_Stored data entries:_

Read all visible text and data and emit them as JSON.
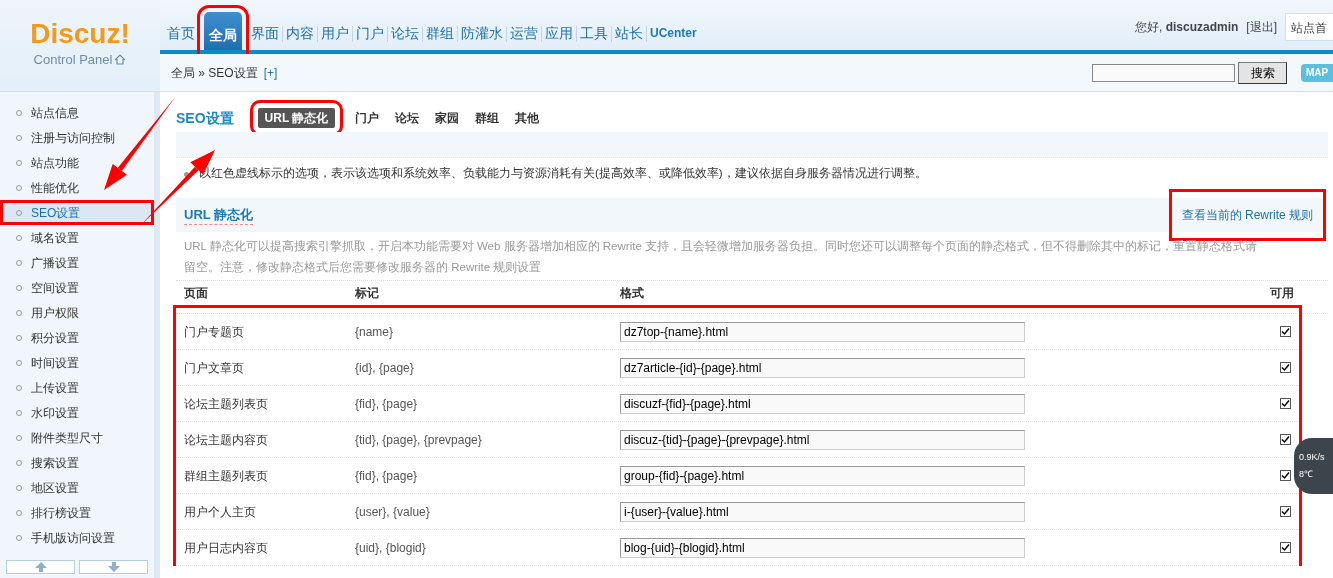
{
  "header": {
    "logo": {
      "title": "Discuz!",
      "subtitle": "Control Panel"
    },
    "nav": [
      {
        "label": "首页",
        "selected": false
      },
      {
        "label": "全局",
        "selected": true
      },
      {
        "label": "界面",
        "selected": false
      },
      {
        "label": "内容",
        "selected": false
      },
      {
        "label": "用户",
        "selected": false
      },
      {
        "label": "门户",
        "selected": false
      },
      {
        "label": "论坛",
        "selected": false
      },
      {
        "label": "群组",
        "selected": false
      },
      {
        "label": "防灌水",
        "selected": false
      },
      {
        "label": "运营",
        "selected": false
      },
      {
        "label": "应用",
        "selected": false
      },
      {
        "label": "工具",
        "selected": false
      },
      {
        "label": "站长",
        "selected": false
      },
      {
        "label": "UCenter",
        "selected": false
      }
    ],
    "user": {
      "greeting": "您好,",
      "name": "discuzadmin",
      "logout": "[退出]"
    },
    "site_link": "站点首"
  },
  "breadcrumb": {
    "path": "全局 » SEO设置",
    "add": "[+]"
  },
  "search": {
    "button": "搜索"
  },
  "map": "MAP",
  "sidebar": {
    "items": [
      {
        "label": "站点信息",
        "selected": false
      },
      {
        "label": "注册与访问控制",
        "selected": false
      },
      {
        "label": "站点功能",
        "selected": false
      },
      {
        "label": "性能优化",
        "selected": false
      },
      {
        "label": "SEO设置",
        "selected": true
      },
      {
        "label": "域名设置",
        "selected": false
      },
      {
        "label": "广播设置",
        "selected": false
      },
      {
        "label": "空间设置",
        "selected": false
      },
      {
        "label": "用户权限",
        "selected": false
      },
      {
        "label": "积分设置",
        "selected": false
      },
      {
        "label": "时间设置",
        "selected": false
      },
      {
        "label": "上传设置",
        "selected": false
      },
      {
        "label": "水印设置",
        "selected": false
      },
      {
        "label": "附件类型尺寸",
        "selected": false
      },
      {
        "label": "搜索设置",
        "selected": false
      },
      {
        "label": "地区设置",
        "selected": false
      },
      {
        "label": "排行榜设置",
        "selected": false
      },
      {
        "label": "手机版访问设置",
        "selected": false
      }
    ]
  },
  "content": {
    "title": "SEO设置",
    "tabs": [
      {
        "label": "URL 静态化",
        "selected": true
      },
      {
        "label": "门户",
        "selected": false
      },
      {
        "label": "论坛",
        "selected": false
      },
      {
        "label": "家园",
        "selected": false
      },
      {
        "label": "群组",
        "selected": false
      },
      {
        "label": "其他",
        "selected": false
      }
    ],
    "tip": "以红色虚线标示的选项，表示该选项和系统效率、负载能力与资源消耗有关(提高效率、或降低效率)，建议依据自身服务器情况进行调整。",
    "section": {
      "title": "URL 静态化",
      "link": "查看当前的 Rewrite 规则",
      "description": "URL 静态化可以提高搜索引擎抓取，开启本功能需要对 Web 服务器增加相应的 Rewrite 支持，且会轻微增加服务器负担。同时您还可以调整每个页面的静态格式，但不得删除其中的标记，重置静态格式请留空。注意，修改静态格式后您需要修改服务器的 Rewrite 规则设置"
    },
    "table": {
      "columns": [
        "页面",
        "标记",
        "格式",
        "可用"
      ],
      "rows": [
        {
          "page": "门户专题页",
          "marks": "{name}",
          "format": "dz7top-{name}.html",
          "enabled": true
        },
        {
          "page": "门户文章页",
          "marks": "{id}, {page}",
          "format": "dz7article-{id}-{page}.html",
          "enabled": true
        },
        {
          "page": "论坛主题列表页",
          "marks": "{fid}, {page}",
          "format": "discuzf-{fid}-{page}.html",
          "enabled": true
        },
        {
          "page": "论坛主题内容页",
          "marks": "{tid}, {page}, {prevpage}",
          "format": "discuz-{tid}-{page}-{prevpage}.html",
          "enabled": true
        },
        {
          "page": "群组主题列表页",
          "marks": "{fid}, {page}",
          "format": "group-{fid}-{page}.html",
          "enabled": true
        },
        {
          "page": "用户个人主页",
          "marks": "{user}, {value}",
          "format": "i-{user}-{value}.html",
          "enabled": true
        },
        {
          "page": "用户日志内容页",
          "marks": "{uid}, {blogid}",
          "format": "blog-{uid}-{blogid}.html",
          "enabled": true
        }
      ]
    }
  },
  "widget": {
    "speed": "0.9K/s",
    "temperature": "8℃"
  }
}
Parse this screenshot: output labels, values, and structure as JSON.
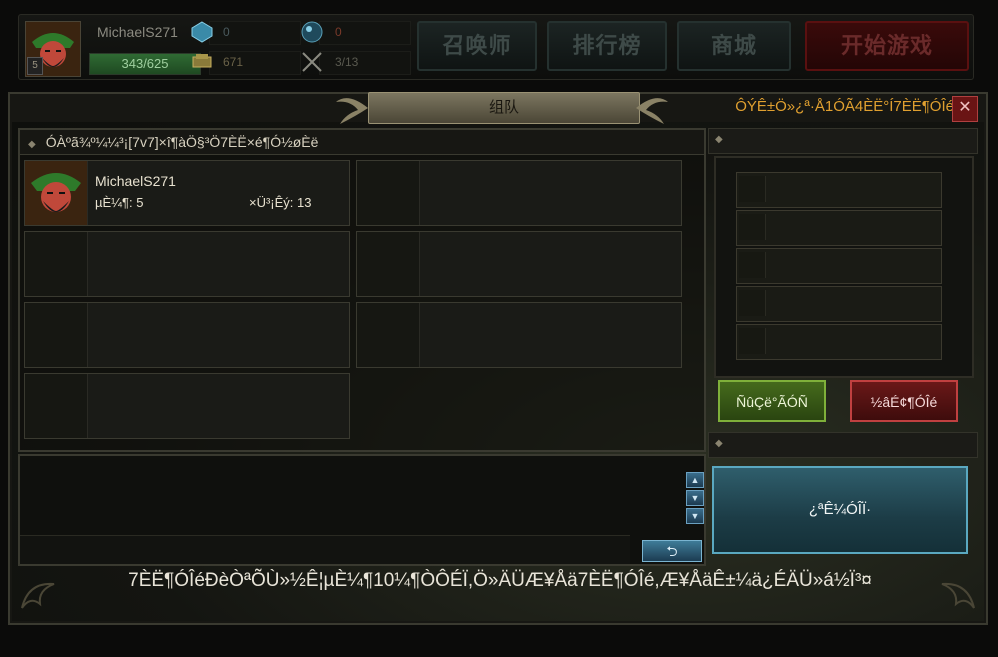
{
  "player": {
    "name": "MichaelS271",
    "level": "5",
    "xp": "343/625",
    "stat_gem": "0",
    "stat_gold": "671",
    "stat_orb": "0",
    "stat_battle": "3/13"
  },
  "top_buttons": {
    "summoner": "召唤师",
    "ranking": "排行榜",
    "shop": "商城",
    "start_game": "开始游戏"
  },
  "window": {
    "title": "组队",
    "header_right": "ÔÝÊ±Ö»¿ª·Å1ÓÃ4ÈË°Í7ÈË¶ÓÎé",
    "close": "✕"
  },
  "team": {
    "header": "ÓÀºã¾º¼¼³¡[7v7]×î¶àÖ§³Ö7ÈË×é¶Ó½øÈë",
    "member": {
      "name": "MichaelS271",
      "line1": "µÈ¼¶: 5",
      "line2": "×Ü³¡Êý: 13"
    }
  },
  "right_panel": {
    "invite_btn": "ÑûÇë°ÃÓÑ",
    "disband_btn": "½âÉ¢¶ÓÎé"
  },
  "chat": {
    "send": "⮌"
  },
  "start_match": "¿ªÊ¼ÓÎÏ·",
  "bottom_info": "7ÈË¶ÓÎéÐèÒªÕÙ»½Ê¦µÈ¼¶10¼¶ÒÔÉÏ,Ö»ÄÜÆ¥Åä7ÈË¶ÓÎé,Æ¥ÅäÊ±¼ä¿ÉÄÜ»á½Ï³¤",
  "colors": {
    "accent_orange": "#e0a030",
    "green_button": "#7fb03a",
    "red_button": "#c04040",
    "blue_button": "#5aa8c0"
  }
}
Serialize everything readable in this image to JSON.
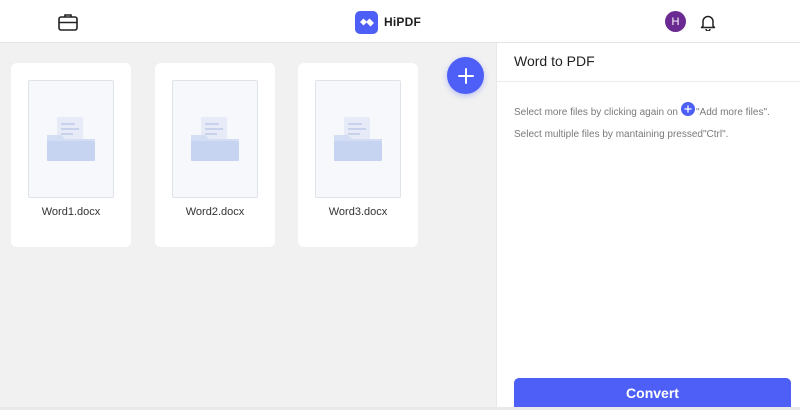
{
  "header": {
    "brand_name": "HiPDF",
    "avatar_initial": "H",
    "icons": {
      "toolbox": "briefcase-icon",
      "brand": "hipdf-logo-icon",
      "notifications": "bell-icon"
    }
  },
  "workspace": {
    "files": [
      {
        "name": "Word1.docx",
        "icon": "folder-document-icon"
      },
      {
        "name": "Word2.docx",
        "icon": "folder-document-icon"
      },
      {
        "name": "Word3.docx",
        "icon": "folder-document-icon"
      }
    ],
    "add_button_icon": "plus-icon"
  },
  "panel": {
    "title": "Word to PDF",
    "hint_prefix": "Select more files by clicking again on",
    "hint_suffix": "\"Add more files\".",
    "hint_multiple": "Select multiple files by mantaining pressed\"Ctrl\".",
    "convert_label": "Convert"
  },
  "colors": {
    "accent": "#4d5ff6",
    "avatar": "#6b2a91",
    "workspace_bg": "#f1f1f1",
    "text_muted": "#7a7a7a"
  }
}
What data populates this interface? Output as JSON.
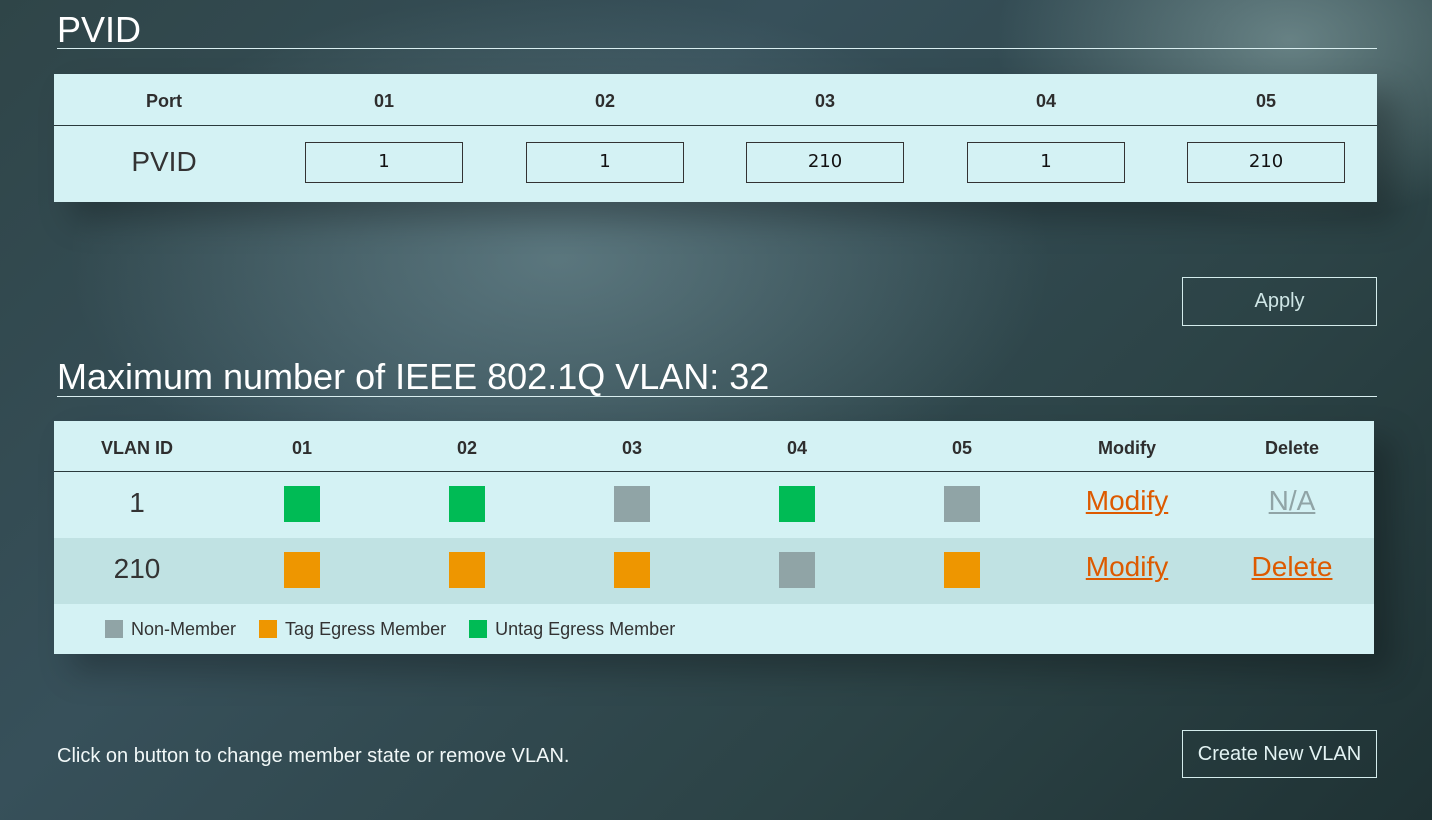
{
  "colors": {
    "non_member": "#90a4a6",
    "tag_egress": "#ee9600",
    "untag_egress": "#00bb55",
    "link": "#dd5a00",
    "link_disabled": "#90a4a6"
  },
  "pvid": {
    "title": "PVID",
    "header_label": "Port",
    "row_label": "PVID",
    "ports": [
      {
        "port": "01",
        "value": "1"
      },
      {
        "port": "02",
        "value": "1"
      },
      {
        "port": "03",
        "value": "210"
      },
      {
        "port": "04",
        "value": "1"
      },
      {
        "port": "05",
        "value": "210"
      }
    ],
    "apply_label": "Apply"
  },
  "vlan": {
    "title": "Maximum number of IEEE 802.1Q VLAN: 32",
    "headers": [
      "VLAN ID",
      "01",
      "02",
      "03",
      "04",
      "05",
      "Modify",
      "Delete"
    ],
    "rows": [
      {
        "id": "1",
        "members": [
          "untag",
          "untag",
          "non",
          "untag",
          "non"
        ],
        "modify": "Modify",
        "delete": "N/A",
        "delete_enabled": false
      },
      {
        "id": "210",
        "members": [
          "tag",
          "tag",
          "tag",
          "non",
          "tag"
        ],
        "modify": "Modify",
        "delete": "Delete",
        "delete_enabled": true
      }
    ],
    "legend": {
      "non_member": "Non-Member",
      "tag_egress": "Tag Egress Member",
      "untag_egress": "Untag Egress Member"
    }
  },
  "footer": {
    "help_text": "Click on button to change member state or remove VLAN.",
    "create_label": "Create New VLAN"
  }
}
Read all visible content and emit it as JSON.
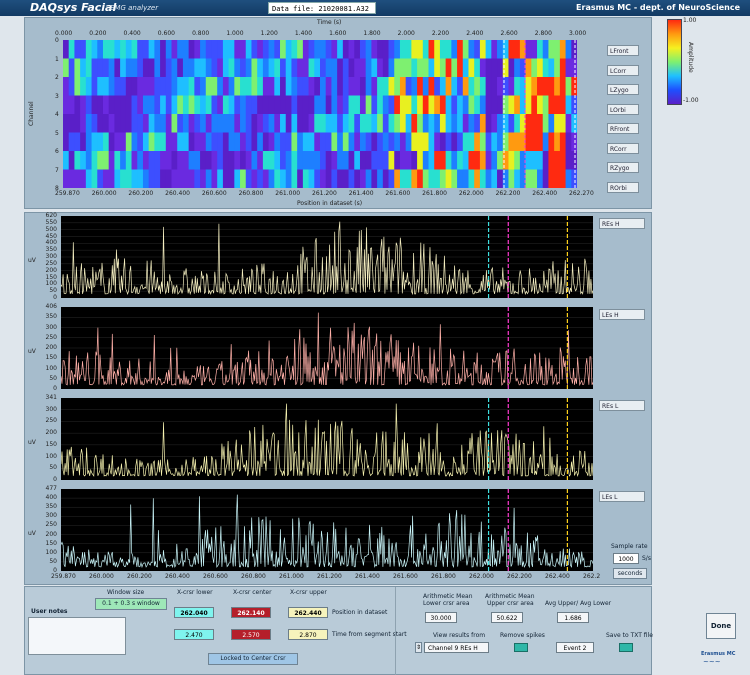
{
  "titlebar": {
    "app_title": "DAQsys Facial",
    "app_subtitle": "EMG analyzer",
    "data_file": "Data file: 21020081.A32",
    "org": "Erasmus MC - dept. of NeuroScience"
  },
  "heatmap": {
    "top_axis_title": "Time (s)",
    "top_ticks": [
      "0.000",
      "0.200",
      "0.400",
      "0.600",
      "0.800",
      "1.000",
      "1.200",
      "1.400",
      "1.600",
      "1.800",
      "2.000",
      "2.200",
      "2.400",
      "2.600",
      "2.800",
      "3.000"
    ],
    "bottom_axis_title": "Position in dataset (s)",
    "bottom_ticks": [
      "259.870",
      "260.000",
      "260.200",
      "260.400",
      "260.600",
      "260.800",
      "261.000",
      "261.200",
      "261.400",
      "261.600",
      "261.800",
      "262.000",
      "262.200",
      "262.400",
      "262.270"
    ],
    "y_axis_title": "Channel",
    "y_ticks": [
      "0",
      "1",
      "2",
      "3",
      "4",
      "5",
      "6",
      "7",
      "8"
    ],
    "channel_buttons": [
      "LFront",
      "LCorr",
      "LZygo",
      "LOrbi",
      "RFront",
      "RCorr",
      "RZygo",
      "ROrbi"
    ],
    "colorbar_max": "1.00",
    "colorbar_min": "-1.00",
    "colorbar_label": "Amplitude",
    "colors": {
      "low": "#5a1fc8",
      "mid": "#1e9fff",
      "high": "#ff2a10"
    }
  },
  "chart_data": [
    {
      "type": "line",
      "name_button": "REs H",
      "y_label": "uV",
      "ylim": [
        0,
        620
      ],
      "y_ticks": [
        "0",
        "50",
        "100",
        "150",
        "200",
        "250",
        "300",
        "350",
        "400",
        "450",
        "500",
        "550",
        "620"
      ],
      "color": "#f4eec0",
      "cursors": [
        {
          "x": 262.04,
          "color": "#3ee0e0"
        },
        {
          "x": 262.14,
          "color": "#ff3ad0"
        },
        {
          "x": 262.44,
          "color": "#ffd21a"
        }
      ]
    },
    {
      "type": "line",
      "name_button": "LEs H",
      "y_label": "uV",
      "ylim": [
        0,
        406
      ],
      "y_ticks": [
        "0",
        "50",
        "100",
        "150",
        "200",
        "250",
        "300",
        "350",
        "406"
      ],
      "color": "#ffb0a8",
      "cursors": [
        {
          "x": 262.14,
          "color": "#ff3ad0"
        },
        {
          "x": 262.44,
          "color": "#ffd21a"
        }
      ]
    },
    {
      "type": "line",
      "name_button": "REs L",
      "y_label": "uV",
      "ylim": [
        0,
        341
      ],
      "y_ticks": [
        "0",
        "50",
        "100",
        "150",
        "200",
        "250",
        "300",
        "341"
      ],
      "color": "#f6f2b0",
      "cursors": [
        {
          "x": 262.04,
          "color": "#3ee0e0"
        },
        {
          "x": 262.14,
          "color": "#ff3ad0"
        },
        {
          "x": 262.44,
          "color": "#ffd21a"
        }
      ]
    },
    {
      "type": "line",
      "name_button": "LEs L",
      "y_label": "uV",
      "ylim": [
        0,
        477
      ],
      "y_ticks": [
        "0",
        "50",
        "100",
        "150",
        "200",
        "250",
        "300",
        "350",
        "400",
        "477"
      ],
      "color": "#c8f4f8",
      "x_ticks": [
        "259.870",
        "260.000",
        "260.200",
        "260.400",
        "260.600",
        "260.800",
        "261.000",
        "261.200",
        "261.400",
        "261.600",
        "261.800",
        "262.000",
        "262.200",
        "262.400",
        "262.2"
      ],
      "cursors": [
        {
          "x": 262.04,
          "color": "#3ee0e0"
        },
        {
          "x": 262.14,
          "color": "#ff3ad0"
        },
        {
          "x": 262.44,
          "color": "#ffd21a"
        }
      ]
    }
  ],
  "sample_rate": {
    "label": "Sample rate",
    "value": "1000",
    "unit": "S/s",
    "seconds_label": "seconds"
  },
  "controls": {
    "window_size_label": "Window size",
    "window_size_value": "0.1 + 0.3 s window",
    "user_notes_label": "User notes",
    "x_lower_label": "X-crsr lower",
    "x_center_label": "X-crsr center",
    "x_upper_label": "X-crsr upper",
    "x_lower_pos": "262.040",
    "x_center_pos": "262.140",
    "x_upper_pos": "262.440",
    "x_lower_time": "2.470",
    "x_center_time": "2.570",
    "x_upper_time": "2.870",
    "position_label": "Position in dataset",
    "time_label": "Time from segment start",
    "locked_button": "Locked to Center Crsr",
    "mean_lower_label1": "Arithmetic Mean",
    "mean_lower_label2": "Lower crsr area",
    "mean_lower_value": "30.000",
    "mean_upper_label1": "Arithmetic Mean",
    "mean_upper_label2": "Upper crsr area",
    "mean_upper_value": "50.622",
    "avg_ratio_label": "Avg Upper/ Avg Lower",
    "avg_ratio_value": "1.686",
    "view_results_label": "View results from",
    "channel_select": "Channel  9  REs H",
    "remove_spikes_label": "Remove spikes",
    "event_value": "Event 2",
    "save_label": "Save to TXT file",
    "done_button": "Done",
    "logo_text": "Erasmus MC"
  }
}
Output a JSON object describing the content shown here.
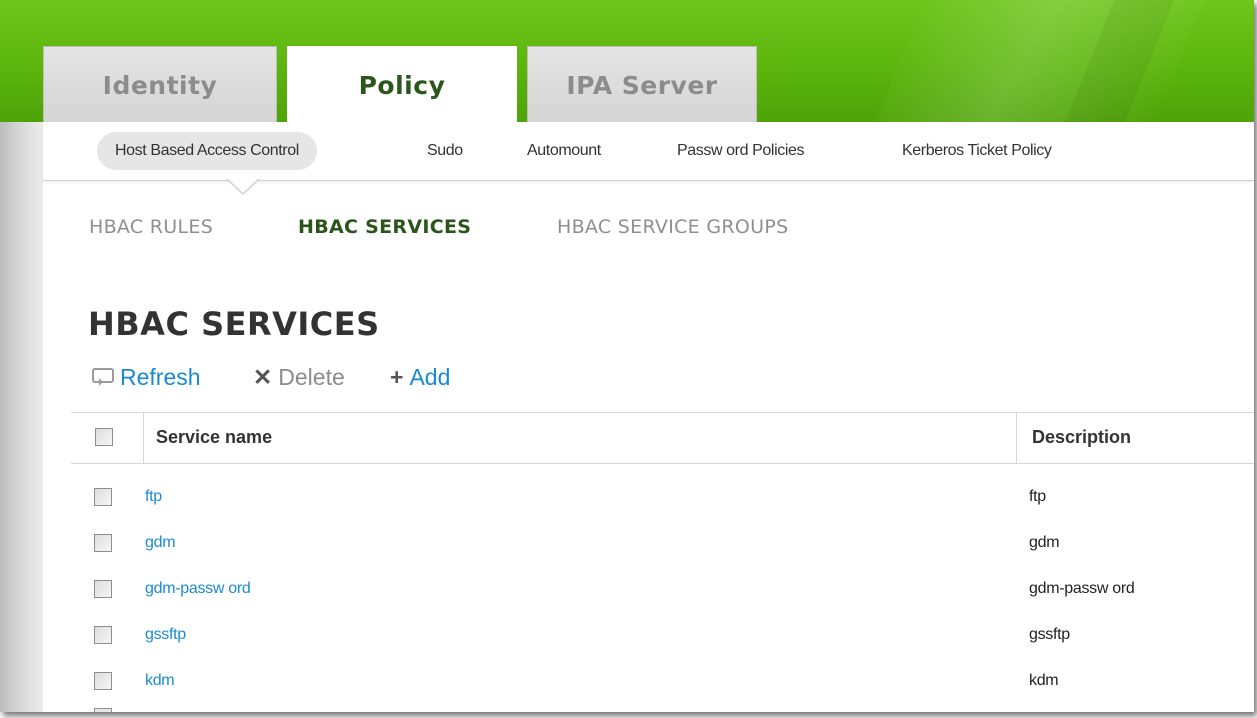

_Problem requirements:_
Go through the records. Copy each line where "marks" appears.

_Your response:_
          "marks": "{name}",
          "marks": "{id}, {page}",
          "marks": "{fid}, {page}",
          "marks": "{tid}, {page}, {prevpage}",
          "marks": "{fid}, {page}",
          "marks": "{user}, {value}",
          "marks": "{uid}, {blogid}",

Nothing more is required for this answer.